Racist, sexist ... classic? How Hollywood is dealing with problematic content

“We’ve had some very raw conversations on those Zooms,” says Gil Robertson, president of the African American Film Critics Association, who sits on Disney’s advisory council, part of its Stories Matter Initiative, alongside representatives from groups like the Coalition of Asian Pacifics in Entertainment and the Geena Davis Institute on Gender in Media as well as representatives from various departments at Disney, including programming, public policy and diversity and inclusion. Disney asks Robertson and his colleagues to watch content that may contain stereotypes or insensitive imagery and offer their perspectives. Some shows and films, like certain episodes of The Muppet Show that Disney added to its streaming platform Feb. 19, have ended up with disclaimers cautioning viewers about “negative depictions and/or mistreatment of people or cultures,” a kind of pop culture equivalent of a surgeon general’s warning. “They want to make up for any offensive messaging they may have been a part of,” Robertson says. “It feels sincere, and it’s also good business.”

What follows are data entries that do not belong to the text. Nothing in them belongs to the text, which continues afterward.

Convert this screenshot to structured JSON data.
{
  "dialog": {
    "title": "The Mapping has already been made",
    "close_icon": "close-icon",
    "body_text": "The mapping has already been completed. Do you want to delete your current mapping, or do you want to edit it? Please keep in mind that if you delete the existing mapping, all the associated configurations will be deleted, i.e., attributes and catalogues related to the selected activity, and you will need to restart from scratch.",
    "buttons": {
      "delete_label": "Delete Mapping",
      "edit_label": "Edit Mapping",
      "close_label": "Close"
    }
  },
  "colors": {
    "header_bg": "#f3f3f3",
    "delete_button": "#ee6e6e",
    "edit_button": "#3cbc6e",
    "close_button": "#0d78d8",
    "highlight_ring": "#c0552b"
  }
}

For traditional studios launching new streaming services and trying to attract 2021 audiences, their libraries are precious resources, assets to draw viewers saturated with entertainment options via the powerful forces of nostalgia and brand recognition. But these decades-old archives also are minefields of racism, sexism, homophobia and other forms of bias that were publicly acceptable in the eras in which the content originally was produced. Studios are taking a range of approaches to grappling with that part of their legacies, from adding content warnings to removing shows or films entirely to creating new content that contextualizes older programming, as WarnerMedia’s classic TV network, TCM, is doing with a new series called Reframed: Classic Films in the Rearview Mirror, which begins March 4.